Read on for reader responses:
Eric Juhola said, “I think the best thing we can do is take out our phones and film the situation. On the one hand, it might inspire the perpetrator to behave reminding him or her that they are being watched. On the other hand, you will be providing authorities with evidence that can be used to apprehend the perpetrator and used in court against the person.
“Stepping in and getting involved might be right for some people, but it’s also dangerous. You just don’t know if the perpetrator has a weapon and there are far too many stories of knife slashings on subways for no apparent reason. I will admit, there is also risk in filming as that can be seen as an act of aggression, but I think it’s better than doing nothing and most times we have to take a little risk outside our comfort zones to stand up and do what’s right.”
Another reader agreed, writing on Town & Village Blog, “Yes, this is dangerous. I have to relate a story I read some time ago about a man on a bus going to Philadelphia who called the police to report that a woman riding the same bus was beating her small child. When the bus pulled into one of the stations, the woman’s adult sons stepped on board and shot the man. The woman had called her son to complain that the man turned her in to the police. Taking digital video unobtrusively on a cell phone then getting out of the train or bus to report it over that phone is the most practical strategy. There is a NYS central child-abuse hotline, as well.
“When I’ve interfered by saying something to mothers I saw hitting (slapping the face with an open hand) a child and haranguing a child (loudly, and abusively), each one objected. The first shouted at me (she was at a distance), ‘It’s my child! It’s my child!’ She really had no idea it was not right to do. This was her upbringing, to be sure. She might have been open to counseling if ACS could get to her. The second woman, just last summer in Murray Hill, turned around and snapped at me, when I said that it wasn’t necessary to verbally abuse her daughter, who appeared to be around 7 years old, ‘It’s not your business!’ I came right back with, ‘Yes, it is, you are making it my business, as you’re yelling in my ears, and everyone else’s, in the street!’ She did not say anything further, but she stopped yelling.

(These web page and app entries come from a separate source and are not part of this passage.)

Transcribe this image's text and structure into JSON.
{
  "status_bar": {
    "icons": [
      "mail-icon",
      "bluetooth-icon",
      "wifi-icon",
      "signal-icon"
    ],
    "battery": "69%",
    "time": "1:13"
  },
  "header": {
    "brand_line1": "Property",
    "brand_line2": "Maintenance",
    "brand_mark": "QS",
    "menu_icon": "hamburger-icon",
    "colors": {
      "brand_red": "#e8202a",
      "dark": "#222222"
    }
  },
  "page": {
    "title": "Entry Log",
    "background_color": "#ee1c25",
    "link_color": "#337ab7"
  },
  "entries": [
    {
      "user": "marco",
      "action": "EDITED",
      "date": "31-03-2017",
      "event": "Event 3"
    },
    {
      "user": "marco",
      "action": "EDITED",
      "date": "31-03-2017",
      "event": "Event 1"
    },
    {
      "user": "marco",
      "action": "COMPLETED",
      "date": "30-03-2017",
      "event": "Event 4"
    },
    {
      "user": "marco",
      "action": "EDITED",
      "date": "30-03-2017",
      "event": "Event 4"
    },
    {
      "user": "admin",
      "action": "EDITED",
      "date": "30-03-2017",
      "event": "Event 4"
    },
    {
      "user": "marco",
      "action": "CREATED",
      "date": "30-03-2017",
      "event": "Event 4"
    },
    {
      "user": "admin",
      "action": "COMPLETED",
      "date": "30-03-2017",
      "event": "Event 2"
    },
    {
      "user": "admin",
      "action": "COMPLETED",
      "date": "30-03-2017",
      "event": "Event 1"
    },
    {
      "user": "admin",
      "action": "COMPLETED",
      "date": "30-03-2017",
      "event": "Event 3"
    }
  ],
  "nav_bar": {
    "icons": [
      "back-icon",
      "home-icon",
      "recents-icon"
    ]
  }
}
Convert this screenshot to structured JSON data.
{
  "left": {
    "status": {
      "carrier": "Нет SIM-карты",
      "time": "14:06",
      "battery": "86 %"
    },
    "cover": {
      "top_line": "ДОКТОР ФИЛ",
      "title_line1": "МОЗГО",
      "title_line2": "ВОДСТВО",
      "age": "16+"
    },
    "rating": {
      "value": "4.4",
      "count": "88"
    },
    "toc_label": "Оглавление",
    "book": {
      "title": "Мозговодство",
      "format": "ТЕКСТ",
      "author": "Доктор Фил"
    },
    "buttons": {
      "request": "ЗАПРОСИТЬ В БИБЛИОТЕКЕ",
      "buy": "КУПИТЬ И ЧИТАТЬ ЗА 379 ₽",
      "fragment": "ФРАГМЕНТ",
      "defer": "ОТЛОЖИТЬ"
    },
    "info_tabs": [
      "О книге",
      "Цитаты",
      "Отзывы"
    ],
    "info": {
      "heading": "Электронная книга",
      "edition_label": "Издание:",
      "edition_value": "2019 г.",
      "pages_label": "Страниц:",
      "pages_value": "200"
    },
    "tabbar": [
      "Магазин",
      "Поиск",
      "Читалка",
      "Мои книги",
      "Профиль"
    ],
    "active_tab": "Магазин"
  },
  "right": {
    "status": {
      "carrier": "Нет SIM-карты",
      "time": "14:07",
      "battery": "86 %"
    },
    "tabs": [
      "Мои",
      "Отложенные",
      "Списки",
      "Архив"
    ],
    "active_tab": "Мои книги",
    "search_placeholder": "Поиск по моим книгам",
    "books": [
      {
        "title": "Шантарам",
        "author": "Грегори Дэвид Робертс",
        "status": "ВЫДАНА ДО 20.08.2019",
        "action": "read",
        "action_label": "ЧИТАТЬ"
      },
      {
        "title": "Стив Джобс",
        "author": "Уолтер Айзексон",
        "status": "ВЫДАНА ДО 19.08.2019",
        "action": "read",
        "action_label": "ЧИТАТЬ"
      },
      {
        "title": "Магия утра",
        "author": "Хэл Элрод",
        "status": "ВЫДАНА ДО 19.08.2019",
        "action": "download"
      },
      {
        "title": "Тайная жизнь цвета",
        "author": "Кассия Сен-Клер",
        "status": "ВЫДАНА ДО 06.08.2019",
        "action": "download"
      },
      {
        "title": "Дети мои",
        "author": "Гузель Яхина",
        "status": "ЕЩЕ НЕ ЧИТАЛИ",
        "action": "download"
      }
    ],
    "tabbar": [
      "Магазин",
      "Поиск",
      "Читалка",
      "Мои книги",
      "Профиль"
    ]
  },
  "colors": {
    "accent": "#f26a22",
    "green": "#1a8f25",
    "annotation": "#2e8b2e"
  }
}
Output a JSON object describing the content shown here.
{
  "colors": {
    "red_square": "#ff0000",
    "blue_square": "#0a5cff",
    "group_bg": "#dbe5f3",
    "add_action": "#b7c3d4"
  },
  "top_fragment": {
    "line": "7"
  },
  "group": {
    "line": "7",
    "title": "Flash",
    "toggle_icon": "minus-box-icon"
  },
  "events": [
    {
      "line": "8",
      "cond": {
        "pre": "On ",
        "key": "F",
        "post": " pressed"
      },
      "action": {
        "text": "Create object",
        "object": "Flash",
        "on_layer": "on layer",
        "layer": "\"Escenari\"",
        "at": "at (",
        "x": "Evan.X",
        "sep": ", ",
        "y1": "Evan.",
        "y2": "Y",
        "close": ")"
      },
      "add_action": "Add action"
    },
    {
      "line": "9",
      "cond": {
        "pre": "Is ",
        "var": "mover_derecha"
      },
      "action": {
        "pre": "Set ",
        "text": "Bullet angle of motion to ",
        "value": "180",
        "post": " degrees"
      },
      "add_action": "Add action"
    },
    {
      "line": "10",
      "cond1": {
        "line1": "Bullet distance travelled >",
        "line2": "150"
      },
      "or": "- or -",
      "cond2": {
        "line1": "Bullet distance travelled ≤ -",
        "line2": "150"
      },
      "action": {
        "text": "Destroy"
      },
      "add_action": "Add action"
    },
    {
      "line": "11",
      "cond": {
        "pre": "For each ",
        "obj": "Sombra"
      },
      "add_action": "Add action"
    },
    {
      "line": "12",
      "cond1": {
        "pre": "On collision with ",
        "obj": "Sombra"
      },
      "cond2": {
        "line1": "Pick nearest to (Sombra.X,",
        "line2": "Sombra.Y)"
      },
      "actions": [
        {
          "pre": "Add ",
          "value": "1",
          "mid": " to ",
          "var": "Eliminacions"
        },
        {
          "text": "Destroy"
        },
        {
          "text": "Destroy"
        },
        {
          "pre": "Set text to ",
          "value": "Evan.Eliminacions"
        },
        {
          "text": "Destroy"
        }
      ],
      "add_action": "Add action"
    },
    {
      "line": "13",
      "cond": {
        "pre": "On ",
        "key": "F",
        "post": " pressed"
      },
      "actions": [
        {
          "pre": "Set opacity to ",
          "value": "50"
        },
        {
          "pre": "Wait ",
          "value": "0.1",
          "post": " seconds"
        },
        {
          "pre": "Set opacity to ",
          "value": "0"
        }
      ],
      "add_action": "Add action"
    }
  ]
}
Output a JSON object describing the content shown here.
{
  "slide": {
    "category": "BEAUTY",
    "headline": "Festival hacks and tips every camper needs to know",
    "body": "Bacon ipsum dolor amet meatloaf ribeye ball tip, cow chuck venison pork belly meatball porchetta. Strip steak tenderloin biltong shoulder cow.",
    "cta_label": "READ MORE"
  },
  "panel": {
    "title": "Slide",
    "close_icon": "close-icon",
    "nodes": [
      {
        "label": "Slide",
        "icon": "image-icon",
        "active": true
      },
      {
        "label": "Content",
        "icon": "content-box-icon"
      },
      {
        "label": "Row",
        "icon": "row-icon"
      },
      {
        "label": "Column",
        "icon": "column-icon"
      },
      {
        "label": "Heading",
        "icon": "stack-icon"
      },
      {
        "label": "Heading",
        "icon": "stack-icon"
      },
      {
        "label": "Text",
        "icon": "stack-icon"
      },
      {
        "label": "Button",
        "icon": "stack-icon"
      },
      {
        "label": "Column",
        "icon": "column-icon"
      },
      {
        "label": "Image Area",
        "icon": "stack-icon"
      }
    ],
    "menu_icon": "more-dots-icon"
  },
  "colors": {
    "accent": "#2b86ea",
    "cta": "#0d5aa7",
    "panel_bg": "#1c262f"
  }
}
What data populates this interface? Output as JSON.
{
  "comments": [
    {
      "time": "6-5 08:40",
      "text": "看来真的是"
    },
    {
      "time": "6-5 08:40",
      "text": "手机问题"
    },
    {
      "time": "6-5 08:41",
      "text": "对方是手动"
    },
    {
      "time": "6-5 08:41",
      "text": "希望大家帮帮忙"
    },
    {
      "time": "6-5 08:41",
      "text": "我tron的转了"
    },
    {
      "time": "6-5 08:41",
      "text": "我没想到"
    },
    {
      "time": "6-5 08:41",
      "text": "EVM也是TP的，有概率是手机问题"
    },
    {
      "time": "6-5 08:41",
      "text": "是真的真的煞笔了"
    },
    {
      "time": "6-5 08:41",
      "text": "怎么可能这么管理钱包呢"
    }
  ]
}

“Abusive parents need intervention, but it won’t be acceptable to them from strangers in the moment, particularly those of cross cultures. They need to be referred to social services organizations by being reported.”
Kay Vota said, “That is a tricky one. Without backup, I would be afraid to get involved. Perhaps get off subway at next stop and look for police and make note of subway line and direction in which it is headed. If possible, surreptitiously take a picture with cell to point out person involved, but be very careful not to be seen doing it.”